[Start of section]
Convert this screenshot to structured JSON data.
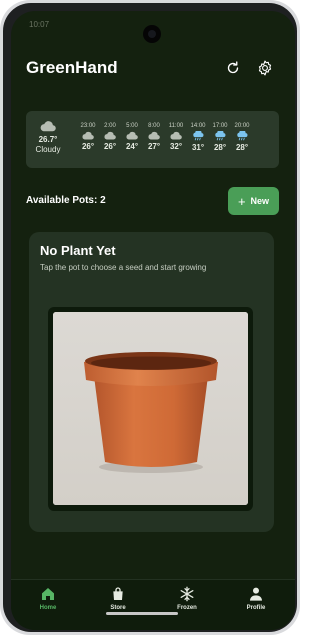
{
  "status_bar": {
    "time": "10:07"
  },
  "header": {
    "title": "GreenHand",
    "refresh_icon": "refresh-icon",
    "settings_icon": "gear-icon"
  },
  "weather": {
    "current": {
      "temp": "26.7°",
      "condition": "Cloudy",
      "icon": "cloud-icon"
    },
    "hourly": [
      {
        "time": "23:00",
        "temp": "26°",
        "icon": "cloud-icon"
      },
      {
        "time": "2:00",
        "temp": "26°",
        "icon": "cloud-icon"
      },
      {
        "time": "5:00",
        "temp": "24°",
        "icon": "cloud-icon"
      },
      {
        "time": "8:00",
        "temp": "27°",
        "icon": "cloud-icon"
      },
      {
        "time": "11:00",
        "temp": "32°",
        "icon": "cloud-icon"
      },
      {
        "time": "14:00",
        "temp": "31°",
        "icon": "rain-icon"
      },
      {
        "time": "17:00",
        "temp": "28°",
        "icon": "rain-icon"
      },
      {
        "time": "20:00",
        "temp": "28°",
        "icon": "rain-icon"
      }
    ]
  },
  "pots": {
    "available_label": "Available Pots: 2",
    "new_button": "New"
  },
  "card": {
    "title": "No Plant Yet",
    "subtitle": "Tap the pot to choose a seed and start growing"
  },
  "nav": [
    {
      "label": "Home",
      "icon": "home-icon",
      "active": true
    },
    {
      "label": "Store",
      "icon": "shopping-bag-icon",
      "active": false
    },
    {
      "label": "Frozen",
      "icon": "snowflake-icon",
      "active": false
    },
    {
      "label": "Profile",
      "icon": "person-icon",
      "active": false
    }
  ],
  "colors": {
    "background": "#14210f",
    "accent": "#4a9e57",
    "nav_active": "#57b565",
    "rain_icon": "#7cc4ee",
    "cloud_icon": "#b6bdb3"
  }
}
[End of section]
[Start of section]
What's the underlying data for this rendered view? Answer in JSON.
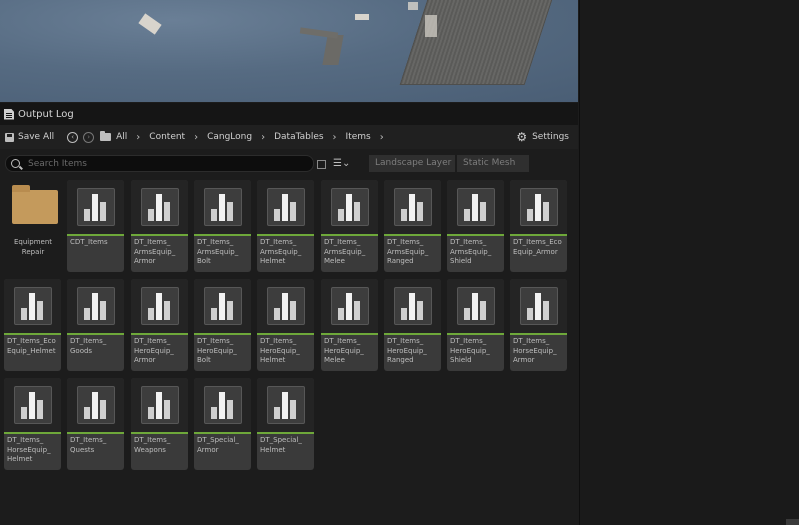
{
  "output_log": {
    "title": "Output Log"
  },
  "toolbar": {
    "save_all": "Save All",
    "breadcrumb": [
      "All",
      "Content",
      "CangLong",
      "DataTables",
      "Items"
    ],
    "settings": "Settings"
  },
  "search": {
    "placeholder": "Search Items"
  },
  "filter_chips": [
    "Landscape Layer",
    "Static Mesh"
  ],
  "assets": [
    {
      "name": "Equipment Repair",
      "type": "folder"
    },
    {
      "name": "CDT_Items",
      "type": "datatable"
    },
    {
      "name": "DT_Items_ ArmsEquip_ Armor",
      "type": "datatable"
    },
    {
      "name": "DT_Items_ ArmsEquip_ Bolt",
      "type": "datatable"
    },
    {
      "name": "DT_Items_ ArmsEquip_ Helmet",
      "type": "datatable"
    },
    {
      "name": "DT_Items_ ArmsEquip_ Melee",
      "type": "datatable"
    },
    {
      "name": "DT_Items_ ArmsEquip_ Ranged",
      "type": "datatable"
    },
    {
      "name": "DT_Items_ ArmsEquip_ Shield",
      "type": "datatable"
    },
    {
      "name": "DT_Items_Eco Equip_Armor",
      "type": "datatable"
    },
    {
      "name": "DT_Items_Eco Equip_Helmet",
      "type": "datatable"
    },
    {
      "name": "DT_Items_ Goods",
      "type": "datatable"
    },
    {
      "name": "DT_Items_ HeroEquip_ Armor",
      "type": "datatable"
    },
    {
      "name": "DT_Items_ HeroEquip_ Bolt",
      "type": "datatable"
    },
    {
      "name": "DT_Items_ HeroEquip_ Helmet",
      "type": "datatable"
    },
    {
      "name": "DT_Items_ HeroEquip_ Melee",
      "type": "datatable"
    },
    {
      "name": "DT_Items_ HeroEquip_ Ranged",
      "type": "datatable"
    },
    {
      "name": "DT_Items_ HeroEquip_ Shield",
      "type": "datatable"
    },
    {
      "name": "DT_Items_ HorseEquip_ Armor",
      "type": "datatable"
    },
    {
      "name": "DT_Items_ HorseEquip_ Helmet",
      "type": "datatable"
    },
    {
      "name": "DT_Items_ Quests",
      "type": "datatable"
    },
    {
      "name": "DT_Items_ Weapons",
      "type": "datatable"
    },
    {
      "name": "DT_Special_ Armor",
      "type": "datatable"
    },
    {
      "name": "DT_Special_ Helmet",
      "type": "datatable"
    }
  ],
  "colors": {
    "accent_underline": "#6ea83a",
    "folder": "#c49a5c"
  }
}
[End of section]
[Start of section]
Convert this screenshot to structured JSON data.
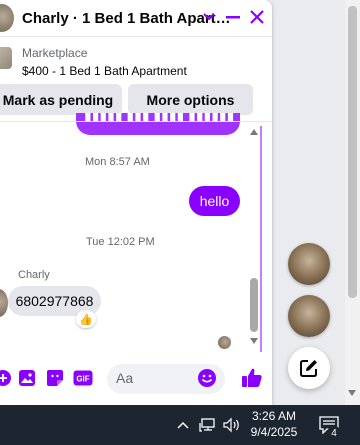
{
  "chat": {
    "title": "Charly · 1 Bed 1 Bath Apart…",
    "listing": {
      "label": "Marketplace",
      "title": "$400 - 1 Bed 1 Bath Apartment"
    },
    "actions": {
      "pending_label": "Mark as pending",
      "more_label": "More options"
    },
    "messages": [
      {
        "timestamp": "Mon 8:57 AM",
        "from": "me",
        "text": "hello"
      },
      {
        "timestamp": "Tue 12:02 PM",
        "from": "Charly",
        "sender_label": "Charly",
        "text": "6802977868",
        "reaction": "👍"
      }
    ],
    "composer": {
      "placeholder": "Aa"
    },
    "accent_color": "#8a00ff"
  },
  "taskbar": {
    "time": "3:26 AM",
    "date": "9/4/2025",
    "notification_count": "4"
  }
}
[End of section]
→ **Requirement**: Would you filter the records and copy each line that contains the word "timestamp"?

→ **Task solution**:
        "timestamp": "Mon 8:57 AM",
        "timestamp": "Tue 12:02 PM",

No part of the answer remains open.